Retinopathy damages the retina by destroying the capillaries (minuscule blood vessels connecting arteries and veins) that provide blood to the retina, the light-sensitive nerve tissue that sends visual images to the brain. With the onset of retinopathy, these vessels weaken or bulge with microaneurysms that may hemorrhage, leaking blood or fluid into surrounding tissue. New blood vessels that grow on the retina (and into the vitreous) can cause blurred vision and even temporary blindness. Ultimately, scar tissue forms, detaching the retina from the back of the eye and often causing permanent vision loss.
Chronically elevated blood insulin and glucose levels induce retinopathy. However, research shows that even after having long-term diabetes, lowering glucose has a positive effect on slowing the progression of retinopathy. A glycohemoglobin (also known as hemoglobin A1C or HbA1c) test is the best measurement of long-term glucose control. A high HbA1c number correlates with uncontrolled diabetes.
A study took place involving 834 people who were over the age of 30 years when they developed diabetes, and approximately 65 years at the start of the study. A HbA1c test, physical exam, and eye exam were performed at baseline, 4- and 10-year follow-up visits. In non-insulin treated participants, those that had the highest HbA1c levels at baseline had nearly a 3-fold greater risk of developing retinopathy after 10 years than those with the lowest levels. In participants already showing proof of retinopathy at baseline, the presence of elevated HbA1c resulted in a 4-fold greater risk of retinopathy progression, and a 14-fold greater risk of proliferative retinopathy.
In those people using insulin treatments and having the highest HbA1c levels, there was a 90% greater risk of developing retinopathy than those with the lowest levels. Researchers concluded that controlling hyperglycemia, even later on in the course of diabetes, will result in a significant decrease in the incidence and progression of retinopathy as well as the development of visual loss (Klein 1994). Studies show that controlling excess serum insulin is also important in preventing retinopathy (Raccah 1998; Boehm 2002; Leslie 2002).

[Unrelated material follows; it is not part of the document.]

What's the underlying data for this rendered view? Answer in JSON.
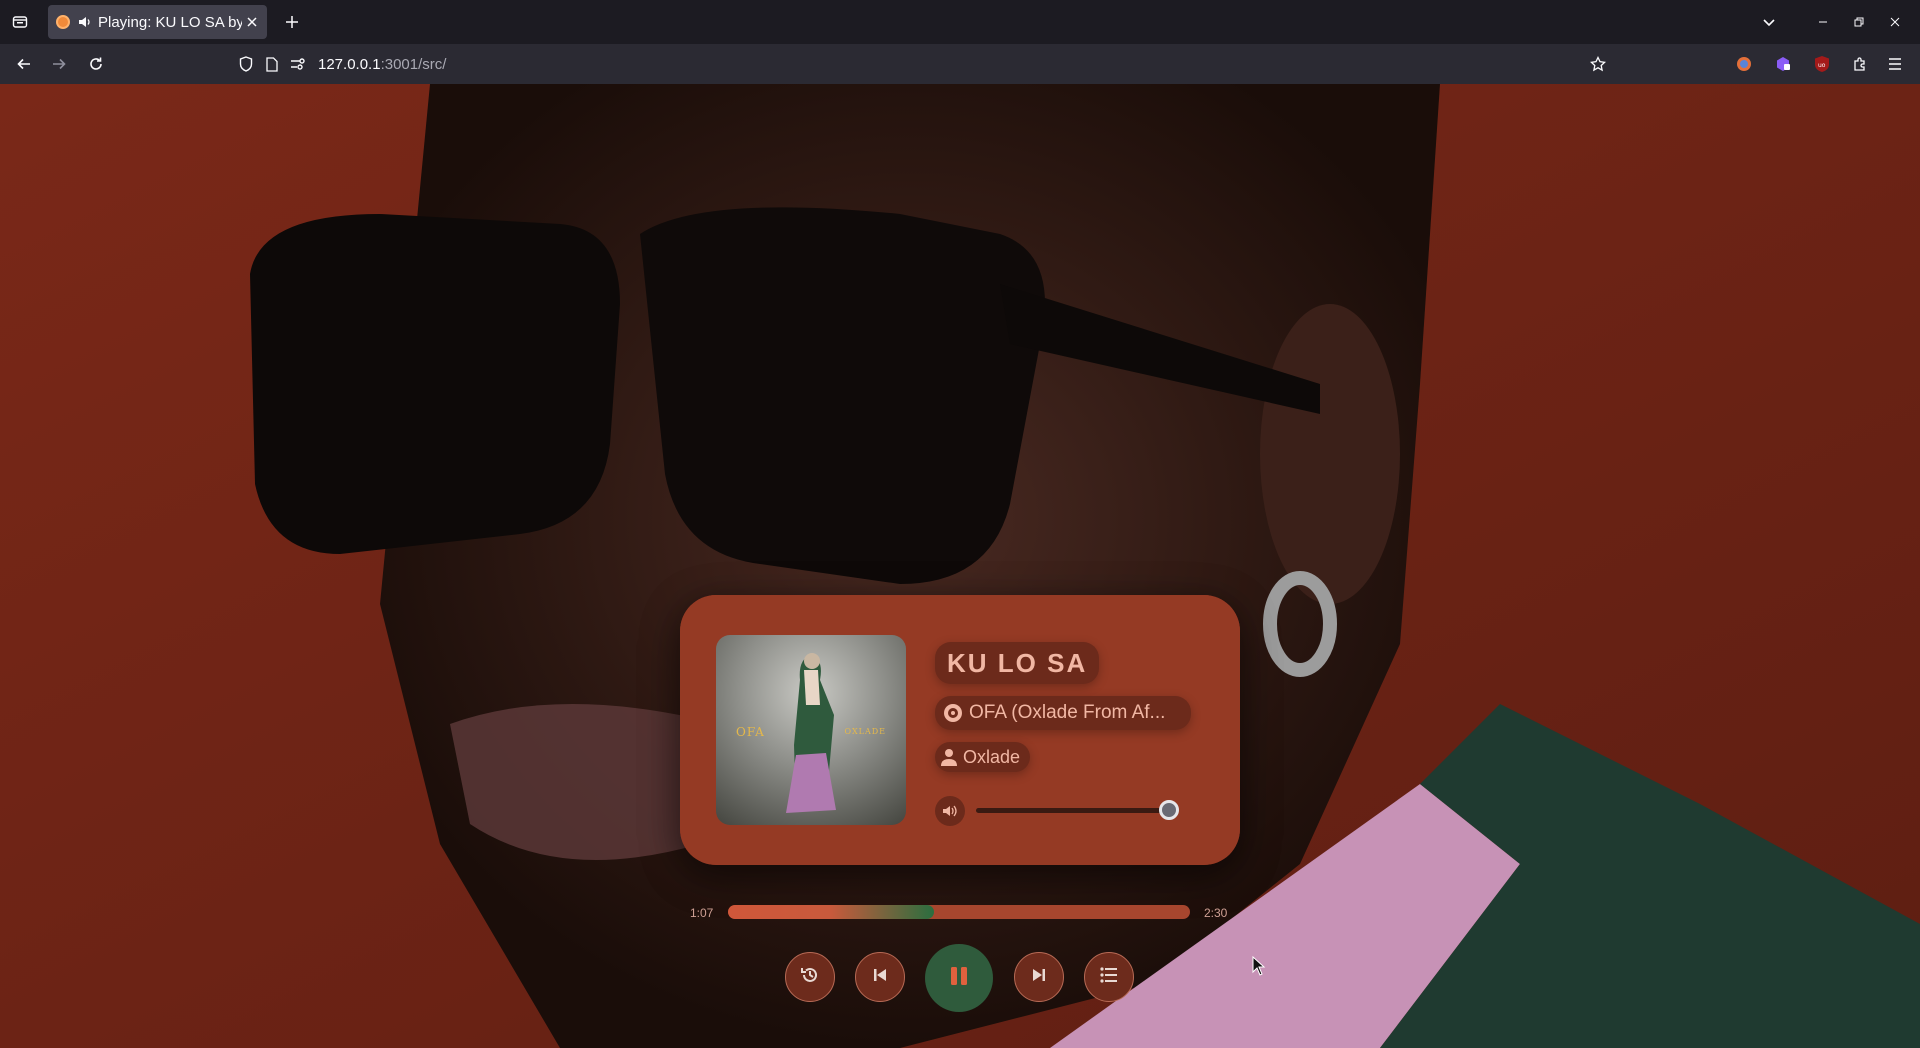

There are additional precautions that can be taken to guard against the development of retinopathies. Vitamin B6 deficiency, for instance, is a proven cause of the disease. In order to rule out a nutritional deficiency as the cause of retinopathy, a 10-week program is suggested that incorporates a high-potency B-complex vitamin formula along with other supplements described in this protocol.